WHAT YOU NEED TO DO
Your response needs to be the data below, retyped exactly.

INPUT

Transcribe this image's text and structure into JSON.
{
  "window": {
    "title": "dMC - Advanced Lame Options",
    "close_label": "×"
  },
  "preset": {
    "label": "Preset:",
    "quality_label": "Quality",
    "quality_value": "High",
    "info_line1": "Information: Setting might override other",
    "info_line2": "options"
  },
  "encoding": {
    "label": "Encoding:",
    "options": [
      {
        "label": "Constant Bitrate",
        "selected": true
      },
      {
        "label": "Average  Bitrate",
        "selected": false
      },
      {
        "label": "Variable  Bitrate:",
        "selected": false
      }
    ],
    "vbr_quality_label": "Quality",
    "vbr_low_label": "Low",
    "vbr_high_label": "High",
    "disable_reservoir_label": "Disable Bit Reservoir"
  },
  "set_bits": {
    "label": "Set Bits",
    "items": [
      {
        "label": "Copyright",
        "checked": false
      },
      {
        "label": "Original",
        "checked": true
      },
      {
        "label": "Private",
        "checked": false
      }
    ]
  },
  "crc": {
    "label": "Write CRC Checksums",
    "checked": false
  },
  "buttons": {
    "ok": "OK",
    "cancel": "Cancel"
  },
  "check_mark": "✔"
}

REPLY TO THE TASK
Transcribe this image's text and structure into JSON.
{
  "window": {
    "title": "dMC - Advanced Lame Options",
    "close_label": "×"
  },
  "preset": {
    "label": "Preset:",
    "quality_label": "Quality",
    "quality_value": "High",
    "info_line1": "Information: Setting might override other",
    "info_line2": "options"
  },
  "encoding": {
    "label": "Encoding:",
    "options": [
      {
        "label": "Constant Bitrate",
        "selected": true
      },
      {
        "label": "Average  Bitrate",
        "selected": false
      },
      {
        "label": "Variable  Bitrate:",
        "selected": false
      }
    ],
    "vbr_quality_label": "Quality",
    "vbr_low_label": "Low",
    "vbr_high_label": "High",
    "disable_reservoir_label": "Disable Bit Reservoir"
  },
  "set_bits": {
    "label": "Set Bits",
    "items": [
      {
        "label": "Copyright",
        "checked": false
      },
      {
        "label": "Original",
        "checked": true
      },
      {
        "label": "Private",
        "checked": false
      }
    ]
  },
  "crc": {
    "label": "Write CRC Checksums",
    "checked": false
  },
  "buttons": {
    "ok": "OK",
    "cancel": "Cancel"
  },
  "check_mark": "✔"
}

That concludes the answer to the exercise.